France Telecom, Part 2: Little Boxes, All The Same
So we mentioned Liveboxes. The box contains an ADSL modem, a four-port Ethernet/WLAN router, and some other stuff running on its kernel. Specifically, there's a socket for a standard PSTN handset, so you can use FT's carrier-VoIP service, and a Bluetooth radio so you can walk about with the same service. There's also an IPTV client, so you can watch FT's TV.
Now, I don't know what's actually driving the thing - but many of these boxes have a real operating system, usually a small Linux distro. (Note that if you want to DIY, there's a Linux available for the Linksys WRT54G router.) A lot of them can be remotely managed by a system administrator over the Internet - something which has already had embarrassing consequences for at least one ISP, whose CPEs shipped with the default passwords set and were promptly hacked.
This has all been a little techie by Telco2.0 standards so far. But here is the vital upshot: this is what a platform for new services looks like. Once you have a little box in the customer's living room with an IP address, a general-purpose OS, and remote admin access, you're in a position to come up with new ideas and get them out to the market very quickly indeed.

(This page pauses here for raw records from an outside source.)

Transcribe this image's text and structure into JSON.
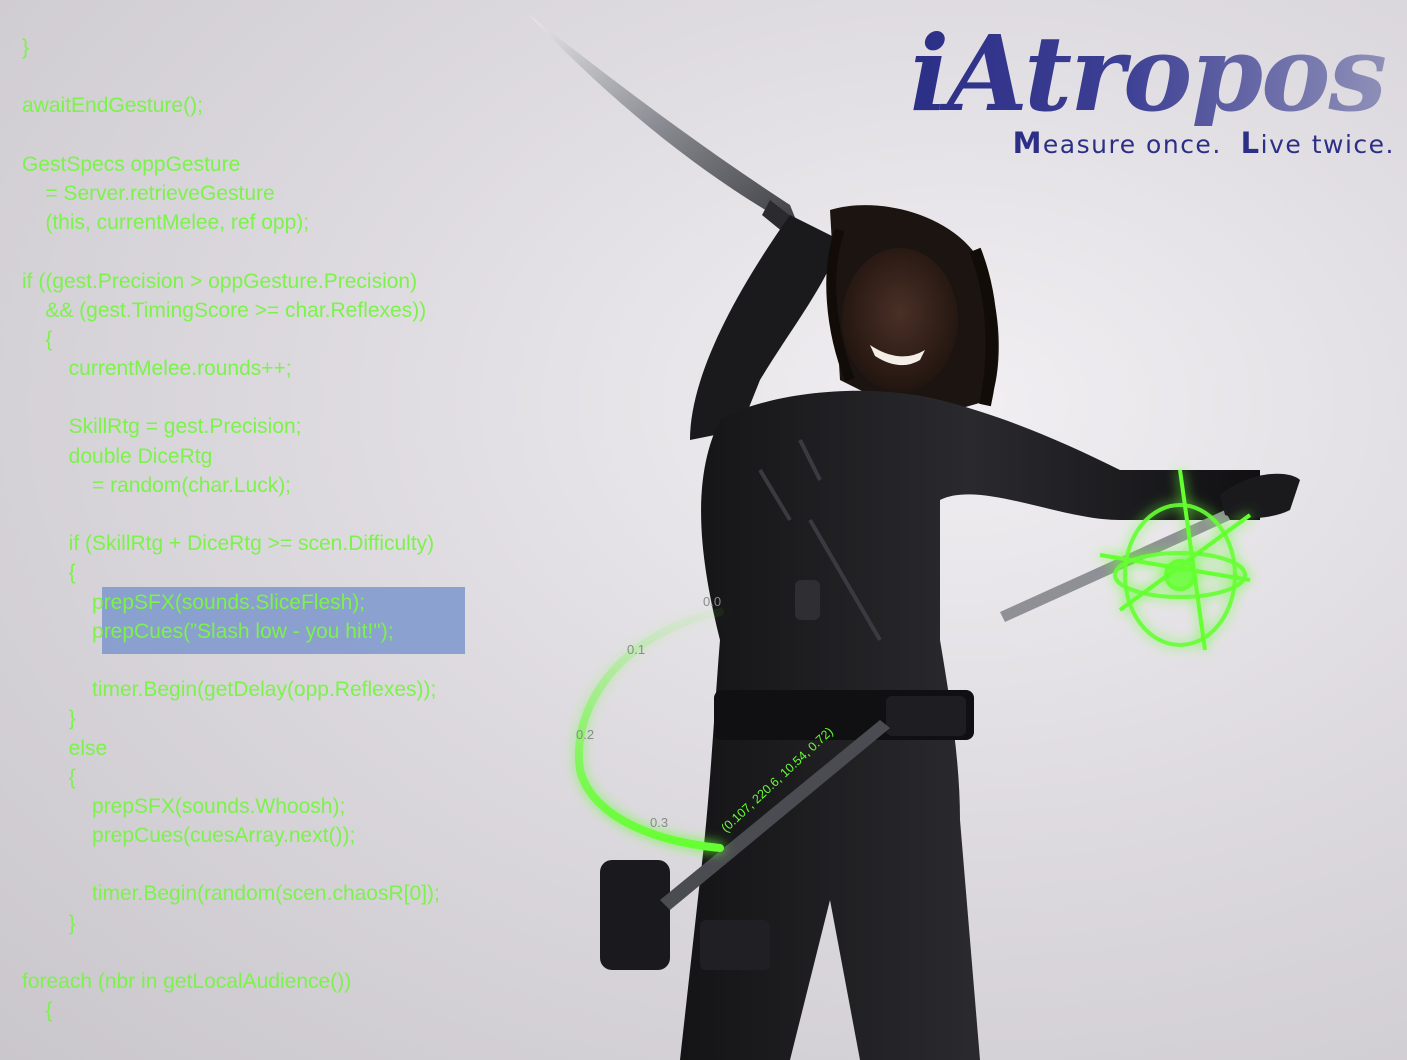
{
  "logo": {
    "wordmark": "iAtropos",
    "tagline_part1_cap": "M",
    "tagline_part1_rest": "easure once.",
    "tagline_part2_cap": "L",
    "tagline_part2_rest": "ive twice."
  },
  "code_lines": [
    "}",
    "",
    "awaitEndGesture();",
    "",
    "GestSpecs oppGesture",
    "    = Server.retrieveGesture",
    "    (this, currentMelee, ref opp);",
    "",
    "if ((gest.Precision > oppGesture.Precision)",
    "    && (gest.TimingScore >= char.Reflexes))",
    "    {",
    "        currentMelee.rounds++;",
    "",
    "        SkillRtg = gest.Precision;",
    "        double DiceRtg",
    "            = random(char.Luck);",
    "",
    "        if (SkillRtg + DiceRtg >= scen.Difficulty)",
    "        {",
    "            prepSFX(sounds.SliceFlesh);",
    "            prepCues(”Slash low - you hit!\");",
    "",
    "            timer.Begin(getDelay(opp.Reflexes));",
    "        }",
    "        else",
    "        {",
    "            prepSFX(sounds.Whoosh);",
    "            prepCues(cuesArray.next());",
    "",
    "            timer.Begin(random(scen.chaosR[0]);",
    "        }",
    "",
    "foreach (nbr in getLocalAudience())",
    "    {"
  ],
  "hud": {
    "arc_labels": [
      "0.0",
      "0.1",
      "0.2",
      "0.3"
    ],
    "vector_readout": "(0.107, 220.6, 10.54, 0.72)",
    "accent_color": "#66ff33"
  },
  "colors": {
    "code_text": "#7cf24a",
    "highlight": "#8fa6d2",
    "logo_blue": "#2c2f86"
  }
}
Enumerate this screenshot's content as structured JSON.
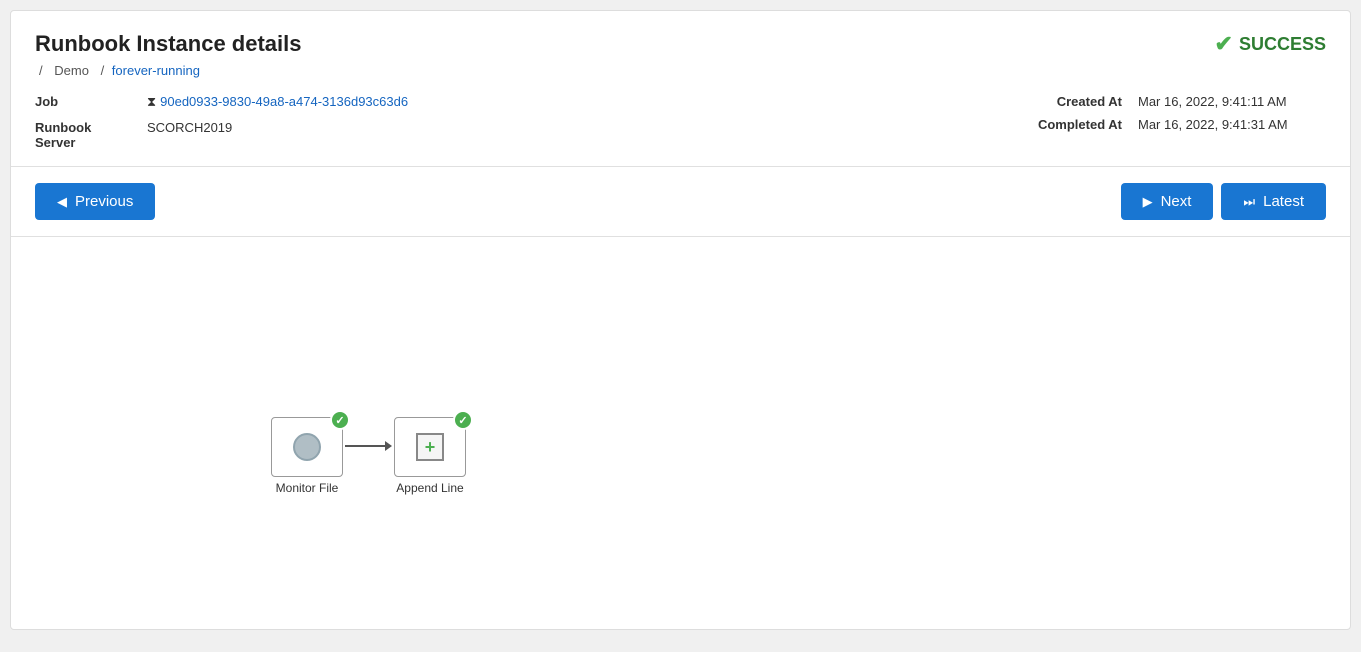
{
  "page": {
    "title": "Runbook Instance details",
    "status": "SUCCESS",
    "breadcrumb": {
      "separator": "/",
      "items": [
        {
          "label": "Demo",
          "link": false
        },
        {
          "label": "forever-running",
          "link": true
        }
      ]
    }
  },
  "metadata": {
    "job_label": "Job",
    "job_icon": "⧗",
    "job_id": "90ed0933-9830-49a8-a474-3136d93c63d6",
    "runbook_server_label": "Runbook Server",
    "runbook_server_value": "SCORCH2019",
    "created_at_label": "Created At",
    "created_at_value": "Mar 16, 2022, 9:41:11 AM",
    "completed_at_label": "Completed At",
    "completed_at_value": "Mar 16, 2022, 9:41:31 AM"
  },
  "navigation": {
    "previous_label": "Previous",
    "next_label": "Next",
    "latest_label": "Latest"
  },
  "workflow": {
    "nodes": [
      {
        "id": "monitor-file",
        "label": "Monitor File",
        "type": "monitor"
      },
      {
        "id": "append-line",
        "label": "Append Line",
        "type": "append"
      }
    ]
  }
}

For example, as well as TV, WLAN, and VoIP, you can do femtocells and/or UMA. You can include a chunk of local storage and give it media-centre functions - for example, you could distribute heavy content like video during the night when the network is under-utilised, "peak-shaving" as the electrical engineers call it. Or, alternatively, you could ship the boxes with a ton of video on board and just top them up remotely.
You could give it Slingbox-like functionality; making the data (and services) on the box available remotely over the Internet. If you do that, you could also include digital home and e-health functions on it. But here, though, is the scary bit; why doesn't France Telecom sell the boxes to non-France Telecom customers? Boxes like these are a powerful tool for building a virtual integrated carrier on top of someone else's network.
In fact, it's a way of becoming your own telco. If you have something slightly smarter than a WRT54, and a large external hard drive, and a WLAN/cellular handet, you're on your way. It could hold your collection of music and video, and perhaps run a P2P client application all the time. It could permit you to get at that stuff remotely. It could also run a SIP proxy, if you don't want to use GrandCentral or some other hosted service.
Actually, you don't need anything smarter than a WRT54 for that. I checked; there's already both a pure SIP proxy and a version of Asterisk for it, as well as a filesystem.
How long before Sony or Nokia ships it?